I saw a description or recipe for aioli using an immersion blender, but can't get back to it on the site. I've had success with Thomas Keller's Ad Hoc aioli, and also had a broken aioli with the same recipe (both in the Cuisinart). I'm hoping the immersion blender might be the way to go, if you can point me to the recipe.

Cutting_up_lobster

over 3 years ago NotesOnDinner
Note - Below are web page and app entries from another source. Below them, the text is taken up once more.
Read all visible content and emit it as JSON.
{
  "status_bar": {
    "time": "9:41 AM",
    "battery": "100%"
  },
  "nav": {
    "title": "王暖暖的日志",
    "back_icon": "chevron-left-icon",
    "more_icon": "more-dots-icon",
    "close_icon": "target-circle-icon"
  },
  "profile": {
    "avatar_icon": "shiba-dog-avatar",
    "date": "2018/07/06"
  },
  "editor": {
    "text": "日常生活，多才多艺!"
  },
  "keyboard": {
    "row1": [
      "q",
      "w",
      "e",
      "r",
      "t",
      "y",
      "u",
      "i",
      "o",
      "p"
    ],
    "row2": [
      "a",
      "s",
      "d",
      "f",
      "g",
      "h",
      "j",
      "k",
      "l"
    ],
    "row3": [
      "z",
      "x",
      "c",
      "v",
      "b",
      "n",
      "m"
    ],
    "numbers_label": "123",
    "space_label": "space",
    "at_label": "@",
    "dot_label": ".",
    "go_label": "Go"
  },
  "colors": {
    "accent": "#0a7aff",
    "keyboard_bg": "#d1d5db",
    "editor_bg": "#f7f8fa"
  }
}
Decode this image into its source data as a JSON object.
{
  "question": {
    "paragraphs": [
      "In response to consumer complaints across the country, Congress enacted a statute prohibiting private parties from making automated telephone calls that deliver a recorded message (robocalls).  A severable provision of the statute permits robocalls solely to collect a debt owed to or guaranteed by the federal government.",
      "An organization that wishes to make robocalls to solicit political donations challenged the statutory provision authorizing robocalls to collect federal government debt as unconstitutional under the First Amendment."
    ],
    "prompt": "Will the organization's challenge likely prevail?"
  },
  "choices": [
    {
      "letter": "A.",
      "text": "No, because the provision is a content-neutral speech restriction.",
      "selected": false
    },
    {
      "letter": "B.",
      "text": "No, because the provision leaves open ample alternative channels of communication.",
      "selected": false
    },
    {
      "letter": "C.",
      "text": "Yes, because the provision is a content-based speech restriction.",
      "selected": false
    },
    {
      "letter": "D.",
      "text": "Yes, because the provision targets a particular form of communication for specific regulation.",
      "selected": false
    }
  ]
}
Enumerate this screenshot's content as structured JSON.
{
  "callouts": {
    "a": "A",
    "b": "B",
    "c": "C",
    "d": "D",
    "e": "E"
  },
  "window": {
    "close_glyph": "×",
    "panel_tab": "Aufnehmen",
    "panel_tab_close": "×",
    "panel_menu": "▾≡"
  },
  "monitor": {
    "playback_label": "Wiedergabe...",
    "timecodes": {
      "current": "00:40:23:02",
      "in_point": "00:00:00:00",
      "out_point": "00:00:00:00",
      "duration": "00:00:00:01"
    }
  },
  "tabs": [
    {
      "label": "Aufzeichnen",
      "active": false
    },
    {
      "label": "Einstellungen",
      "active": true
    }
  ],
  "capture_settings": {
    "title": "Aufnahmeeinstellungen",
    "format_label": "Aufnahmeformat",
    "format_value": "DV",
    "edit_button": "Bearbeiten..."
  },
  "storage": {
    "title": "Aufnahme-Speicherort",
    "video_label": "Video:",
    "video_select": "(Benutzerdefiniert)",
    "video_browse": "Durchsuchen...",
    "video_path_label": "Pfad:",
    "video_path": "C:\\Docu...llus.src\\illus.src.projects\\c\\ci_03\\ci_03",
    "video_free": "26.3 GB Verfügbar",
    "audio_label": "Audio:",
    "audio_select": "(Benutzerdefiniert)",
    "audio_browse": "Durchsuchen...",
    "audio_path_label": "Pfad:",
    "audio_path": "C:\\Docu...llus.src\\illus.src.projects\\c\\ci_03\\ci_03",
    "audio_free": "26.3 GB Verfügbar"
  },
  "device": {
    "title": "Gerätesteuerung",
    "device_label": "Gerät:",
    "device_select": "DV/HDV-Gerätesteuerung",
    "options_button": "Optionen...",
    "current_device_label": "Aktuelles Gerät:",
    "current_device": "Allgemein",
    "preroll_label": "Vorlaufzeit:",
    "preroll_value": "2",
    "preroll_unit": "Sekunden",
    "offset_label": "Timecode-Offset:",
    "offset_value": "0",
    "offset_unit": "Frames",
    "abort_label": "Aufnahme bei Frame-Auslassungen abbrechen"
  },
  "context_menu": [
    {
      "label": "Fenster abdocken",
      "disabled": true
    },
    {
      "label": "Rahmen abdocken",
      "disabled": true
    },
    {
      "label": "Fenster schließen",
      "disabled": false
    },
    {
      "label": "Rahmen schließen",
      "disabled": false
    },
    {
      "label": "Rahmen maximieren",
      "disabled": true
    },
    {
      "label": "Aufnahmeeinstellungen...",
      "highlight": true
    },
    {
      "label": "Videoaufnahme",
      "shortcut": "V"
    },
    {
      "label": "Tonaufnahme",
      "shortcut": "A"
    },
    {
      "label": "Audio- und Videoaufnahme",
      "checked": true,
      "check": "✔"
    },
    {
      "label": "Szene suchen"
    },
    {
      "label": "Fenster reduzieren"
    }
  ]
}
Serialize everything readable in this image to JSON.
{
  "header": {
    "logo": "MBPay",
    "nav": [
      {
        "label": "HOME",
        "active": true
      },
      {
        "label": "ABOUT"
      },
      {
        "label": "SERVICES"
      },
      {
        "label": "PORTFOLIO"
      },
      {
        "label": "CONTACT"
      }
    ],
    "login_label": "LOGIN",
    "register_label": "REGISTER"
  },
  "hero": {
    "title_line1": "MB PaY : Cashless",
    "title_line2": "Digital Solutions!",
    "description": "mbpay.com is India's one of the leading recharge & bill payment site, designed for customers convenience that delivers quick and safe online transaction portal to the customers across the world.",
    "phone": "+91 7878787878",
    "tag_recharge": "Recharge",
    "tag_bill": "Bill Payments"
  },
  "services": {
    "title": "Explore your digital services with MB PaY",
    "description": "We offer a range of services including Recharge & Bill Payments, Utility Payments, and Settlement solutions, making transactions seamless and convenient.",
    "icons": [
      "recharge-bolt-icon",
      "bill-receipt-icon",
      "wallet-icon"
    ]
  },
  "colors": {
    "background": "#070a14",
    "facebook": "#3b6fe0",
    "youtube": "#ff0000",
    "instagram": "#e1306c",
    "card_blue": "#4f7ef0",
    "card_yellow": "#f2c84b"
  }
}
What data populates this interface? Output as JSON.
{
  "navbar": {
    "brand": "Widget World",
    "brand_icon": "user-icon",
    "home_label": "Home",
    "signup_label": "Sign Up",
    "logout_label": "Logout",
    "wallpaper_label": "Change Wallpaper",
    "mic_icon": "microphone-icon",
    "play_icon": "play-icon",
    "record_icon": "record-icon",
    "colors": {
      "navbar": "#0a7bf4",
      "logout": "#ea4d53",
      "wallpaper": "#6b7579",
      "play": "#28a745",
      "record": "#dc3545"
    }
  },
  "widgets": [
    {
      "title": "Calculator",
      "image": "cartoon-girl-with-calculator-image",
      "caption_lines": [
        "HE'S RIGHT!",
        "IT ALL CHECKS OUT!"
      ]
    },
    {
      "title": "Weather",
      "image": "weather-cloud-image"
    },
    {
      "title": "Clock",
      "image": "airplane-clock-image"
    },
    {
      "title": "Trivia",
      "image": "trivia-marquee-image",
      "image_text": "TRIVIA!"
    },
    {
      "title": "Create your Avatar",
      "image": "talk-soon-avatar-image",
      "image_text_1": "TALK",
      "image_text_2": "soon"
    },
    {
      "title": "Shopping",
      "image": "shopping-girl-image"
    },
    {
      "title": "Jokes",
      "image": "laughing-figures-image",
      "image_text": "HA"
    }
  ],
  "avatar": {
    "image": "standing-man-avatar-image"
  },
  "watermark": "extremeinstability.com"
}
My dad and I always use the immersion blender and so far it seems impossible to break the sauce this way. It's the most consistent method I have used to make aioli. My dad is a little superstitious about it though - and by association, so am I. We put the egg, vinegar or lemon juice, mustard, garlic salt and pepper in a tall narrow container first and then top it with the oil. (My dad likes 1 egg to 1 cup of oil but I have seen others only use 3/4 cup oil) With the immersion blender off, you push it to the bottom of the container and then turn it on, lifting confidently up to the top of the emulsion - not too far though - don't splatter it all over yourself! ;-) It takes 2-3 seconds of blending and it is done. When I try in the food processor (I have a weird one - it's too big) I can only do 2 egg batches or it doesn't blend properly so I rely on the immersion blender. However, there is something about hand whisking - a delicacy of texture. If I want to get fancy, I'll do that.